Of all the objects Kimberley Moulton considered as she helped bring together Mandela My Life: The Official Exhibition, it was a textbook – about legal policy and procedure – that made a lasting impact.
A senior curator at Museums Victoria in Melbourne, Moulton says holding the book was like touching history because it came from the law firm Mandela and Tambo. Nelson Mandela and Oliver Tambo established the firm in Johannesburg in 1952 at Chancellor House, the same building that housed the offices of the African National Congress.
Theirs was South Africa's first "attorney firm" to be run by black partners and soon became an important space for clients seeking help to battle the country's repressive apartheid regime. The firm closed in 1960 when Mandela faced treason charges and Tambo left the country to rally international opposition to apartheid.
"The book had their stamp in it," says Moulton, who ordinarily curates South Eastern Aboriginal Collections for Museums Victoria. "This was a book that they had held and used to help many people. It just felt very special.
"As an Aboriginal woman myself [Moulton is a Yorta Yorta Sovereign woman], in terms of apartheid and the oppressive government policies that Mandela went to prison fighting against, I felt I could connect to that. There was a cultural understanding."
Mandela My Life: The Official Exhibition opens today at Eden Park. Here, in 1981 during the Springbok tour, flour bombs were dropped in protest against the apartheid regime in the rugby team's South African home and the ongoing imprisonment of Mandela, the future South African president.
Moulton says it makes sense for the exhibition to be staged at a rugby ground, given the strong and often complex connections between the sport, apartheid and, when Mandela came to power in 1994, its role in the reconciliation process.
"Exhibitions can take different forms and to step outside an institutional setting is another way to present history and may reach a slightly different audience," she says.
It includes about 200 original artefacts, documents, personal items and artworks from the Nelson Mandela Foundation and a private collector. Film and sound recordings of Mandela's speeches, a detailed physical replica of his prison cell, artworks and manuscripts from his writings from prison, as well as the famous pen which signed away apartheid, feature.
Moulton was part of a team working with the foundation, set up by Mandela in 1999 to promote freedom and equity for all, and his family to select the objects to appear, and design the exhibition. She says being part of it was a privilege.
"I really felt why the work he – and others around him – had done was so important, and the scope of what he was involved with, but also I felt I got to know more about him as a man, a husband and a father.
"There are letters to his daughters that he wrote when he was in jail [Mandela was imprisoned from 1962 – 1990] and you can read the sorrow in them that he had not been able to be with them and how he wanted them to stay strong. The power of his words was always very strong."

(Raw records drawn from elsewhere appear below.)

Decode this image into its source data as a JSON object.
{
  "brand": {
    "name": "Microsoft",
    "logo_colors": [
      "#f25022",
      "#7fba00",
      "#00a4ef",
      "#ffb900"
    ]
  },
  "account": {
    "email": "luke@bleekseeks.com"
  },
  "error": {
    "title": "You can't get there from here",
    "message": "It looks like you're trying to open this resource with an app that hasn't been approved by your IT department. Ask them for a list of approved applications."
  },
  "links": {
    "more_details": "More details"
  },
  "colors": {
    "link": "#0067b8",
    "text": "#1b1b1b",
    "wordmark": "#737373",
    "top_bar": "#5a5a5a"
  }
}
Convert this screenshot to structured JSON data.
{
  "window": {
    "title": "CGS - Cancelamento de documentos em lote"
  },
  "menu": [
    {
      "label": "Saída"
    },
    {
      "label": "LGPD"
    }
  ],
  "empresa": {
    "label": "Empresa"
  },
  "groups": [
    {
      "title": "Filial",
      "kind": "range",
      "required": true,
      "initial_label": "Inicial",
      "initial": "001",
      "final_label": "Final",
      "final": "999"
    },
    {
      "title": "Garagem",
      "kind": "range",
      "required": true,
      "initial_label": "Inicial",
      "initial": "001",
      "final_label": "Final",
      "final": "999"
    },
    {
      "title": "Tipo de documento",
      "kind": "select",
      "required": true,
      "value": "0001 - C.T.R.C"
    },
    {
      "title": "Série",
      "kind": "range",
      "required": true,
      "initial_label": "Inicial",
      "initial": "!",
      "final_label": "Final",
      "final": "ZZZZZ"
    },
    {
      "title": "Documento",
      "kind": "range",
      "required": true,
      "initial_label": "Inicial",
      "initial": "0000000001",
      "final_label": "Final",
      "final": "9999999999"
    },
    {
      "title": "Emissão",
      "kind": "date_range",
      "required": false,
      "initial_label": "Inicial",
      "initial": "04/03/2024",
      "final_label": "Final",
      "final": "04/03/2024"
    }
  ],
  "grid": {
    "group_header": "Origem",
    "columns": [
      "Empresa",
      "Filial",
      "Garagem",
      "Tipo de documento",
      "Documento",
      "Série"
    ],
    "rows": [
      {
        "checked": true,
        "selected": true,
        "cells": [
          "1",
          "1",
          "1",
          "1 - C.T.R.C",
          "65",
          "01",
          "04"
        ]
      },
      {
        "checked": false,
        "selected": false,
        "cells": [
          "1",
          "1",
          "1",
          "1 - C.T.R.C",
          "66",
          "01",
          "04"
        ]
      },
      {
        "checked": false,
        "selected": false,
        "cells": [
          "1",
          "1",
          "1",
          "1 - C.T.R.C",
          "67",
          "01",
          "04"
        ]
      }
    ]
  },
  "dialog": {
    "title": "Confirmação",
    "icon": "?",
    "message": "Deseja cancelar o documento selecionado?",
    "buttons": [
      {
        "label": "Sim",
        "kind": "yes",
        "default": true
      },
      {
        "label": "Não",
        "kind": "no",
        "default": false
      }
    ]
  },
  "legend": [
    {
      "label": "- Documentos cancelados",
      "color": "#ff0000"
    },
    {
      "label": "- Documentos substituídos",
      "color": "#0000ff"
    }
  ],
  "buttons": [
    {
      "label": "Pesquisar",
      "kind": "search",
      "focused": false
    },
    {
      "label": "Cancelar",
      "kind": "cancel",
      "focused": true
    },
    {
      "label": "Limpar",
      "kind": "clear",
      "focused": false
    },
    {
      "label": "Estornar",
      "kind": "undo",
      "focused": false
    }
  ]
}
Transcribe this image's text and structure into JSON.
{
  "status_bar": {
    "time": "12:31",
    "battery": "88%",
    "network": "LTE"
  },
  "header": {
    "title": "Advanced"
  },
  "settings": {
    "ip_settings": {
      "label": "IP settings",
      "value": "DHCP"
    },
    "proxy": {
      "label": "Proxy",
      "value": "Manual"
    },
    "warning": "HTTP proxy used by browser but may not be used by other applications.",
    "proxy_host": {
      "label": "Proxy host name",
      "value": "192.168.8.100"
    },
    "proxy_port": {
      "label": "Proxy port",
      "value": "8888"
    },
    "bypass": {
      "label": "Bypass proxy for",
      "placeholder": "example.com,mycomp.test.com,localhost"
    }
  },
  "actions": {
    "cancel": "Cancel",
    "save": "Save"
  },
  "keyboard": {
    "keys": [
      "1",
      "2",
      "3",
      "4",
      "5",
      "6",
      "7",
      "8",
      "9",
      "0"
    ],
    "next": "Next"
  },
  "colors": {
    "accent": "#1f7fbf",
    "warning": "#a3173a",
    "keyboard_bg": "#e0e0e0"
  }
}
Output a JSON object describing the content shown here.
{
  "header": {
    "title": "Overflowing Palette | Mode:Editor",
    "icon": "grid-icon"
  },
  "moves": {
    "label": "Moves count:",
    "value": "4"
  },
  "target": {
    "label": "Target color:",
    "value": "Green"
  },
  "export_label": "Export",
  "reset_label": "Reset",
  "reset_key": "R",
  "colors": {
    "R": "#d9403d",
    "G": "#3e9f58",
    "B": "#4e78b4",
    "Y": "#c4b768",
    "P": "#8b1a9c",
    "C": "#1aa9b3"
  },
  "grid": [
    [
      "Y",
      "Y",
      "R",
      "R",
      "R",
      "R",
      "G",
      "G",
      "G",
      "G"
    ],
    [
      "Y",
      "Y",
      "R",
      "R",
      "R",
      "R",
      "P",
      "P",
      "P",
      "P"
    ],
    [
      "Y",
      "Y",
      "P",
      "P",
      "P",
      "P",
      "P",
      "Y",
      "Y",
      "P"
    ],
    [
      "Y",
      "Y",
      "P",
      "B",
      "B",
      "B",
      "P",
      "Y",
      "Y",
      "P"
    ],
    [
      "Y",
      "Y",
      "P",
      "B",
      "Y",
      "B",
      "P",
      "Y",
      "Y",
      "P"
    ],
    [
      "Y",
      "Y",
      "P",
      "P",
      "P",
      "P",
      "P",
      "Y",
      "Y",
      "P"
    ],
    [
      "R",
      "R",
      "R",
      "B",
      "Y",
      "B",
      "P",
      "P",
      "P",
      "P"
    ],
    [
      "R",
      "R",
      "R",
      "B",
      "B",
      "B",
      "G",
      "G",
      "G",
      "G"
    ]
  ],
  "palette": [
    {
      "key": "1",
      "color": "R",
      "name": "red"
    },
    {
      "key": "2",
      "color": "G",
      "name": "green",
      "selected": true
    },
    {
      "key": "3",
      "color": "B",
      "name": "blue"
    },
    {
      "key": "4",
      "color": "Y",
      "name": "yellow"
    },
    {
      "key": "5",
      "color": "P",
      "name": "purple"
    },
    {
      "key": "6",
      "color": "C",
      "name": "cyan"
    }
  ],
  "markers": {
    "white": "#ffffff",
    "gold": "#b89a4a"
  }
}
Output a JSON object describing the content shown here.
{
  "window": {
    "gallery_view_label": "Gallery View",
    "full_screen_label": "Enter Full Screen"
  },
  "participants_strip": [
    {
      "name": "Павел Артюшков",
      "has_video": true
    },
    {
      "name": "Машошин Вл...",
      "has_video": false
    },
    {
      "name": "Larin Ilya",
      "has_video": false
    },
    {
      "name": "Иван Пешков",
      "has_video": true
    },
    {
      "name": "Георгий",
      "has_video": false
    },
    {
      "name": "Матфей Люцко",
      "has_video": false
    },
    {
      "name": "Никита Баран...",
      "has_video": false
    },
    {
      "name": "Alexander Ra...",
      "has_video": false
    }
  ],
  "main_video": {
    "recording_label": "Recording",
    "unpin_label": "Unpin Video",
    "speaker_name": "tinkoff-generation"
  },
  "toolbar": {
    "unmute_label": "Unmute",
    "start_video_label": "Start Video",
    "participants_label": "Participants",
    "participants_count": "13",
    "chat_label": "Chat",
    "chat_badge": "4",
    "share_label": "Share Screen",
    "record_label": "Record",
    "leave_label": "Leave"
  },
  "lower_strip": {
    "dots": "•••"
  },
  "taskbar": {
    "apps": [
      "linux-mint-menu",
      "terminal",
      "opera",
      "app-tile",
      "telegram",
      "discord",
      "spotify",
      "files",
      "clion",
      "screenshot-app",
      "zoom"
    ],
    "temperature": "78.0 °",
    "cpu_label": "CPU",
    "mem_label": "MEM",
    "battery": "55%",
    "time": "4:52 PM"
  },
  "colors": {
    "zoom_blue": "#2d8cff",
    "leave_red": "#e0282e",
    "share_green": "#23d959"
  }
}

Unsurprisingly, the multi-million dollar, 800sq m exhibition was several years in the making. It was decided to structure the exhibition – and the journey visitors make around it – based on the many different names Mandela was given throughout his life.
These became like chapters in a book, each one representing an important moment in his growth and identity as well as the history of political resistance and change in South Africa and the humanitarian work and legacy that continues in his name.
"At one stage in the 1960s, Mandela was known as the Black Pimpernel – a play on the Scarlet Pimpernel – when he travelled overseas, often in disguise, training in guerrilla warfare, holding secret meetings and talking to allies about opposing apartheid," says Moulton. "There's a really interesting history of his travels with some photos from that time."
Critics have commented that the exhibition doesn't ask difficult questions or dig deeply enough into Mandela's complexities; Moulton says that was never the aim.
"No exhibition is going to be to tick every box," she says. "This was always about celebrating his life and looking at the more personal aspects of it. Mandela is one of the world's most written about leaders and world leaders can be divisive, but we set out to open in 2018, in the 100th year of his birth, and reflect on key moments in his life. We're very proud of what lies at the heart of this exhibition."
She watched visitors at Melbourne Museum make their way through the exhibition and acknowledges some, watching video footage or listening to recordings, shed a tear or two; others said it brought back memories of incidents in their own lives and there were, for some, definite "a-ha" moments when an understanding dawned about the magnitude of what Mandela – and numerous others – had fought against.
"I think people could see it wasn't just something that happened in history or somewhere else in the world that was removed from their lives; it was something that they saw reported on the news but had a very real impact. It's important history for us all to know."
And the impact on her?
"Mandela's words are still so very relevant," she says. "To me, in a world where we need to take more care of each other, to be kind and to see the humanity in one another, it shows there's still work to be done and we should be the generation to continue to make that change."
Produced by iEC Exhibitions, Museums Victoria and TEG Live in collaboration with the Nelson Mandela Foundation, Mandela My Life: The Official Exhibition is in Auckland as part of a five-year worldwide tour. It is on at Eden Park until Sunday, August 4.